Data shown:
<<<<
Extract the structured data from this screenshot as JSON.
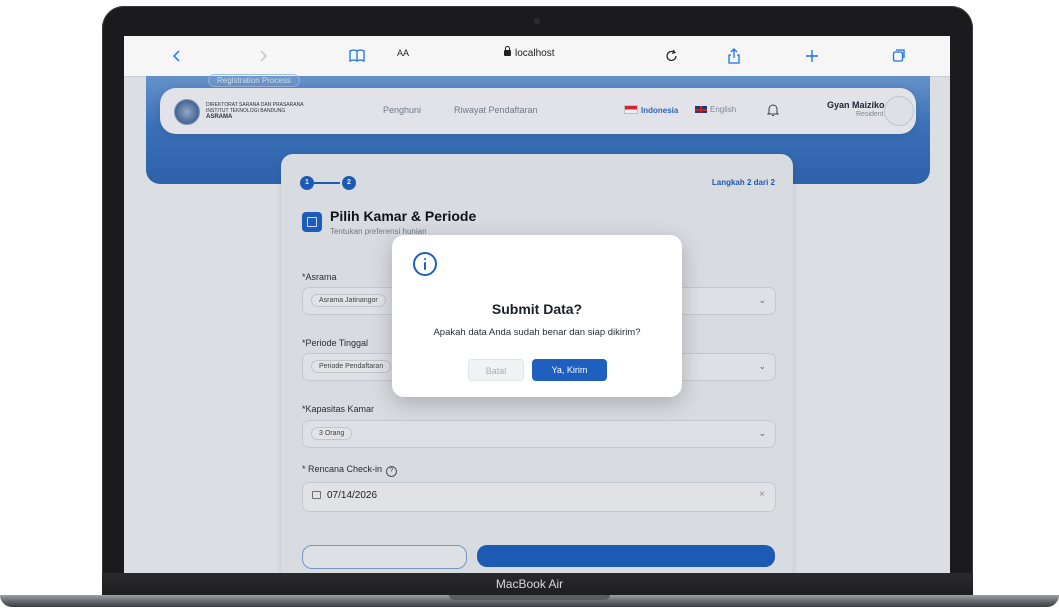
{
  "device": {
    "label": "MacBook Air"
  },
  "browser": {
    "reader_label": "AA",
    "url": "localhost",
    "icons": [
      "back-icon",
      "forward-icon",
      "bookmarks-icon",
      "reload-icon",
      "share-icon",
      "new-tab-icon",
      "tabs-icon"
    ]
  },
  "page": {
    "process_chip": "Registration Process",
    "org": {
      "line1": "DIREKTORAT SARANA DAN PRASARANA",
      "line2": "INSTITUT TEKNOLOGI BANDUNG",
      "line3": "ASRAMA"
    },
    "nav": {
      "links": [
        "Penghuni",
        "Riwayat Pendaftaran"
      ],
      "languages": [
        "Indonesia",
        "English"
      ]
    },
    "user": {
      "name": "Gyan Maiziko",
      "role": "Resident"
    },
    "stepper": {
      "steps": [
        "1",
        "2"
      ],
      "counter": "Langkah 2 dari 2"
    },
    "section": {
      "title": "Pilih Kamar & Periode",
      "subtitle": "Tentukan preferensi hunian"
    },
    "fields": {
      "asrama": {
        "label": "*Asrama",
        "value": "Asrama Jatinangor"
      },
      "periode": {
        "label": "*Periode Tinggal",
        "value": "Periode Pendaftaran"
      },
      "kapasitas": {
        "label": "*Kapasitas Kamar",
        "value": "3 Orang"
      },
      "checkin": {
        "label": "* Rencana Check-in",
        "help": "?",
        "value": "07/14/2026",
        "clear": "×"
      }
    }
  },
  "modal": {
    "title": "Submit Data?",
    "message": "Apakah data Anda sudah benar dan siap dikirim?",
    "cancel_label": "Batal",
    "confirm_label": "Ya, Kirim"
  },
  "colors": {
    "primary": "#1e5fbf",
    "banner": "#3f78c4",
    "text": "#1b1f27"
  }
}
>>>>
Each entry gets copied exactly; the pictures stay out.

Extract the structured data from this screenshot as JSON.
{
  "device": {
    "label": "MacBook Air"
  },
  "browser": {
    "reader_label": "AA",
    "url": "localhost",
    "icons": [
      "back-icon",
      "forward-icon",
      "bookmarks-icon",
      "reload-icon",
      "share-icon",
      "new-tab-icon",
      "tabs-icon"
    ]
  },
  "page": {
    "process_chip": "Registration Process",
    "org": {
      "line1": "DIREKTORAT SARANA DAN PRASARANA",
      "line2": "INSTITUT TEKNOLOGI BANDUNG",
      "line3": "ASRAMA"
    },
    "nav": {
      "links": [
        "Penghuni",
        "Riwayat Pendaftaran"
      ],
      "languages": [
        "Indonesia",
        "English"
      ]
    },
    "user": {
      "name": "Gyan Maiziko",
      "role": "Resident"
    },
    "stepper": {
      "steps": [
        "1",
        "2"
      ],
      "counter": "Langkah 2 dari 2"
    },
    "section": {
      "title": "Pilih Kamar & Periode",
      "subtitle": "Tentukan preferensi hunian"
    },
    "fields": {
      "asrama": {
        "label": "*Asrama",
        "value": "Asrama Jatinangor"
      },
      "periode": {
        "label": "*Periode Tinggal",
        "value": "Periode Pendaftaran"
      },
      "kapasitas": {
        "label": "*Kapasitas Kamar",
        "value": "3 Orang"
      },
      "checkin": {
        "label": "* Rencana Check-in",
        "help": "?",
        "value": "07/14/2026",
        "clear": "×"
      }
    }
  },
  "modal": {
    "title": "Submit Data?",
    "message": "Apakah data Anda sudah benar dan siap dikirim?",
    "cancel_label": "Batal",
    "confirm_label": "Ya, Kirim"
  },
  "colors": {
    "primary": "#1e5fbf",
    "banner": "#3f78c4",
    "text": "#1b1f27"
  }
}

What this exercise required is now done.